((

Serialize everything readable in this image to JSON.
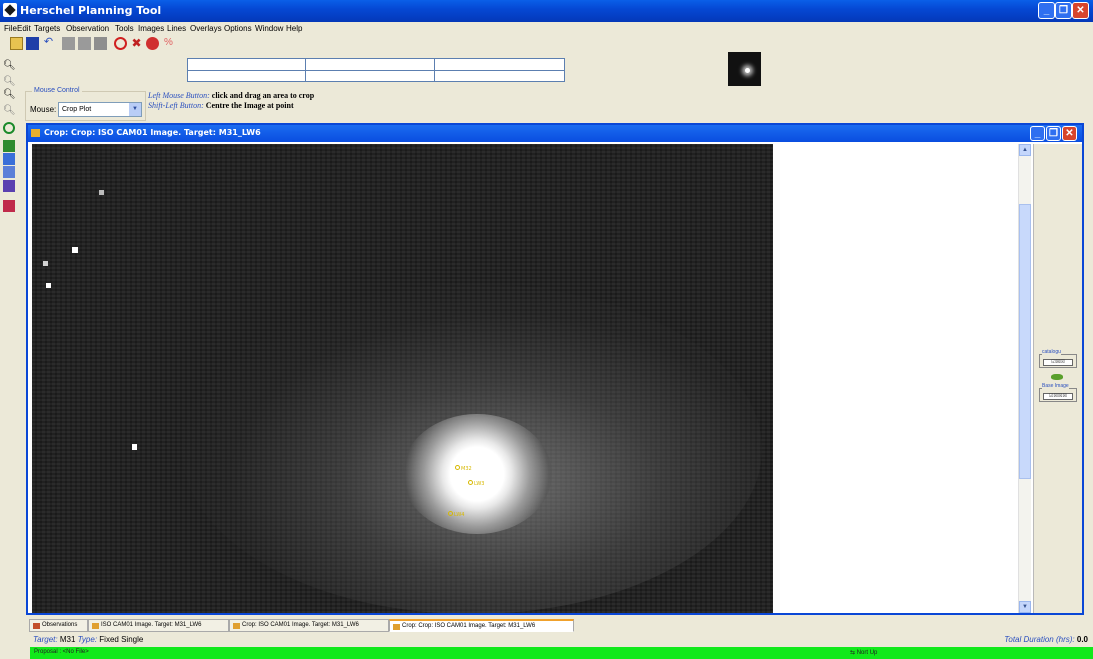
{
  "window": {
    "title": "Herschel Planning Tool"
  },
  "menu": [
    "File",
    "Edit",
    "Targets",
    "Observation",
    "Tools",
    "Images",
    "Lines",
    "Overlays",
    "Options",
    "Window",
    "Help"
  ],
  "mouse_control": {
    "legend": "Mouse Control",
    "label": "Mouse:",
    "selected": "Crop Plot",
    "left_button_label": "Left Mouse Button:",
    "left_button_action": "click and drag an area to crop",
    "shift_left_label": "Shift-Left Button:",
    "shift_left_action": "Centre the Image at point"
  },
  "inner_window": {
    "title": "Crop: Crop: ISO CAM01 Image. Target: M31_LW6"
  },
  "overlay_labels": [
    "M32",
    "LW3",
    "LW4"
  ],
  "right_panel": {
    "catalogue_label": "catalogu",
    "base_image_label": "Base Image"
  },
  "tabs": [
    "Observations",
    "ISO CAM01 Image. Target: M31_LW6",
    "Crop: ISO CAM01 Image. Target: M31_LW6",
    "Crop: Crop: ISO CAM01 Image. Target: M31_LW6"
  ],
  "status": {
    "target_label": "Target:",
    "target_value": "M31",
    "type_label": "Type:",
    "type_value": "Fixed Single",
    "duration_label": "Total Duration (hrs):",
    "duration_value": "0.0",
    "proposal": "Proposal : <No File>",
    "north_up": "Nort Up"
  },
  "colors": {
    "accent": "#0a4de0",
    "status_green": "#11e91a",
    "overlay": "#d7b800"
  }
}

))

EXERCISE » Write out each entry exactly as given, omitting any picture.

ANSWER SECTION »
Serialize everything readable in this image to JSON.
{
  "window": {
    "title": "Herschel Planning Tool"
  },
  "menu": [
    "File",
    "Edit",
    "Targets",
    "Observation",
    "Tools",
    "Images",
    "Lines",
    "Overlays",
    "Options",
    "Window",
    "Help"
  ],
  "mouse_control": {
    "legend": "Mouse Control",
    "label": "Mouse:",
    "selected": "Crop Plot",
    "left_button_label": "Left Mouse Button:",
    "left_button_action": "click and drag an area to crop",
    "shift_left_label": "Shift-Left Button:",
    "shift_left_action": "Centre the Image at point"
  },
  "inner_window": {
    "title": "Crop: Crop: ISO CAM01 Image. Target: M31_LW6"
  },
  "overlay_labels": [
    "M32",
    "LW3",
    "LW4"
  ],
  "right_panel": {
    "catalogue_label": "catalogu",
    "base_image_label": "Base Image"
  },
  "tabs": [
    "Observations",
    "ISO CAM01 Image. Target: M31_LW6",
    "Crop: ISO CAM01 Image. Target: M31_LW6",
    "Crop: Crop: ISO CAM01 Image. Target: M31_LW6"
  ],
  "status": {
    "target_label": "Target:",
    "target_value": "M31",
    "type_label": "Type:",
    "type_value": "Fixed Single",
    "duration_label": "Total Duration (hrs):",
    "duration_value": "0.0",
    "proposal": "Proposal : <No File>",
    "north_up": "Nort Up"
  },
  "colors": {
    "accent": "#0a4de0",
    "status_green": "#11e91a",
    "overlay": "#d7b800"
  }
}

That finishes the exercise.